• _Problem_: A picture-free, exact copy of all the records below is the goal.

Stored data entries
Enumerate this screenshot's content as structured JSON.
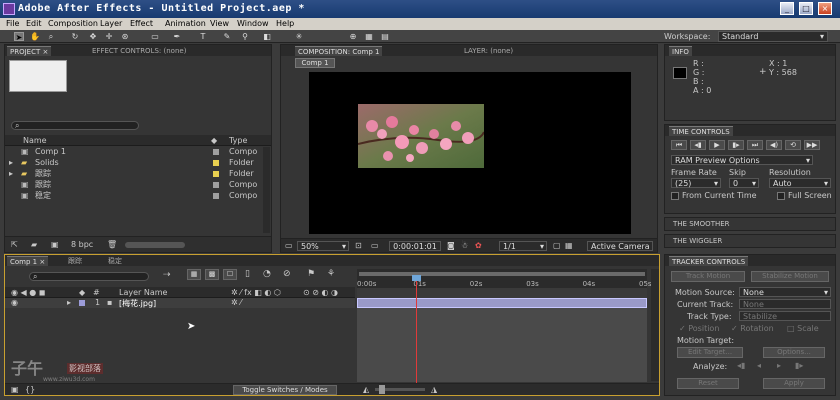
{
  "window": {
    "title": "Adobe After Effects - Untitled Project.aep *",
    "min": "_",
    "max": "□",
    "close": "×"
  },
  "menu": [
    "File",
    "Edit",
    "Composition",
    "Layer",
    "Effect",
    "Animation",
    "View",
    "Window",
    "Help"
  ],
  "toolbar": {
    "workspace_label": "Workspace:",
    "workspace_value": "Standard"
  },
  "project_panel": {
    "tabs": [
      "PROJECT ×",
      "EFFECT CONTROLS: (none)"
    ],
    "columns": {
      "name": "Name",
      "type": "Type"
    },
    "items": [
      {
        "name": "Comp 1",
        "type": "Compo",
        "color": "#a0a0a0"
      },
      {
        "name": "Solids",
        "type": "Folder",
        "color": "#e8d050"
      },
      {
        "name": "跟踪",
        "type": "Folder",
        "color": "#e8d050"
      },
      {
        "name": "跟踪",
        "type": "Compo",
        "color": "#a0a0a0"
      },
      {
        "name": "稳定",
        "type": "Compo",
        "color": "#a0a0a0"
      }
    ],
    "bpc": "8 bpc"
  },
  "composition_panel": {
    "tab": "COMPOSITION: Comp 1",
    "layer_tab": "LAYER: (none)",
    "comp_button": "Comp 1",
    "zoom": "50%",
    "timecode": "0:00:01:01",
    "resolution": "1/1",
    "camera": "Active Camera"
  },
  "info_panel": {
    "tab": "INFO",
    "r": "R :",
    "g": "G :",
    "b": "B :",
    "a": "A : 0",
    "x": "X : 1",
    "y": "Y : 568"
  },
  "time_controls": {
    "tab": "TIME CONTROLS",
    "ram_preview": "RAM Preview Options",
    "frame_rate_label": "Frame Rate",
    "frame_rate": "(25)",
    "skip_label": "Skip",
    "skip": "0",
    "resolution_label": "Resolution",
    "resolution": "Auto",
    "from_current": "From Current Time",
    "full_screen": "Full Screen"
  },
  "smoother": {
    "tab": "THE SMOOTHER"
  },
  "wiggler": {
    "tab": "THE WIGGLER"
  },
  "tracker": {
    "tab": "TRACKER CONTROLS",
    "track_motion": "Track Motion",
    "stabilize_motion": "Stabilize Motion",
    "motion_source_label": "Motion Source:",
    "motion_source": "None",
    "current_track_label": "Current Track:",
    "current_track": "None",
    "track_type_label": "Track Type:",
    "track_type": "Stabilize",
    "position": "Position",
    "rotation": "Rotation",
    "scale": "Scale",
    "motion_target": "Motion Target:",
    "edit_target": "Edit Target...",
    "options": "Options...",
    "analyze": "Analyze:",
    "reset": "Reset",
    "apply": "Apply"
  },
  "timeline": {
    "tabs": [
      "Comp 1 ×",
      "跟踪",
      "稳定"
    ],
    "layer_name_col": "Layer Name",
    "layer_index": "1",
    "layer_name": "[梅花.jpg]",
    "ticks": [
      "0:00s",
      "01s",
      "02s",
      "03s",
      "04s",
      "05s"
    ],
    "toggle_label": "Toggle Switches / Modes"
  },
  "watermark": {
    "logo": "子午",
    "sub": "影视部落",
    "url": "www.ziwu3d.com"
  }
}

• _Solution for this exercise_:
Enumerate this screenshot's content as structured JSON.
{
  "window": {
    "title": "Adobe After Effects - Untitled Project.aep *",
    "min": "_",
    "max": "□",
    "close": "×"
  },
  "menu": [
    "File",
    "Edit",
    "Composition",
    "Layer",
    "Effect",
    "Animation",
    "View",
    "Window",
    "Help"
  ],
  "toolbar": {
    "workspace_label": "Workspace:",
    "workspace_value": "Standard"
  },
  "project_panel": {
    "tabs": [
      "PROJECT ×",
      "EFFECT CONTROLS: (none)"
    ],
    "columns": {
      "name": "Name",
      "type": "Type"
    },
    "items": [
      {
        "name": "Comp 1",
        "type": "Compo",
        "color": "#a0a0a0"
      },
      {
        "name": "Solids",
        "type": "Folder",
        "color": "#e8d050"
      },
      {
        "name": "跟踪",
        "type": "Folder",
        "color": "#e8d050"
      },
      {
        "name": "跟踪",
        "type": "Compo",
        "color": "#a0a0a0"
      },
      {
        "name": "稳定",
        "type": "Compo",
        "color": "#a0a0a0"
      }
    ],
    "bpc": "8 bpc"
  },
  "composition_panel": {
    "tab": "COMPOSITION: Comp 1",
    "layer_tab": "LAYER: (none)",
    "comp_button": "Comp 1",
    "zoom": "50%",
    "timecode": "0:00:01:01",
    "resolution": "1/1",
    "camera": "Active Camera"
  },
  "info_panel": {
    "tab": "INFO",
    "r": "R :",
    "g": "G :",
    "b": "B :",
    "a": "A : 0",
    "x": "X : 1",
    "y": "Y : 568"
  },
  "time_controls": {
    "tab": "TIME CONTROLS",
    "ram_preview": "RAM Preview Options",
    "frame_rate_label": "Frame Rate",
    "frame_rate": "(25)",
    "skip_label": "Skip",
    "skip": "0",
    "resolution_label": "Resolution",
    "resolution": "Auto",
    "from_current": "From Current Time",
    "full_screen": "Full Screen"
  },
  "smoother": {
    "tab": "THE SMOOTHER"
  },
  "wiggler": {
    "tab": "THE WIGGLER"
  },
  "tracker": {
    "tab": "TRACKER CONTROLS",
    "track_motion": "Track Motion",
    "stabilize_motion": "Stabilize Motion",
    "motion_source_label": "Motion Source:",
    "motion_source": "None",
    "current_track_label": "Current Track:",
    "current_track": "None",
    "track_type_label": "Track Type:",
    "track_type": "Stabilize",
    "position": "Position",
    "rotation": "Rotation",
    "scale": "Scale",
    "motion_target": "Motion Target:",
    "edit_target": "Edit Target...",
    "options": "Options...",
    "analyze": "Analyze:",
    "reset": "Reset",
    "apply": "Apply"
  },
  "timeline": {
    "tabs": [
      "Comp 1 ×",
      "跟踪",
      "稳定"
    ],
    "layer_name_col": "Layer Name",
    "layer_index": "1",
    "layer_name": "[梅花.jpg]",
    "ticks": [
      "0:00s",
      "01s",
      "02s",
      "03s",
      "04s",
      "05s"
    ],
    "toggle_label": "Toggle Switches / Modes"
  },
  "watermark": {
    "logo": "子午",
    "sub": "影视部落",
    "url": "www.ziwu3d.com"
  }
}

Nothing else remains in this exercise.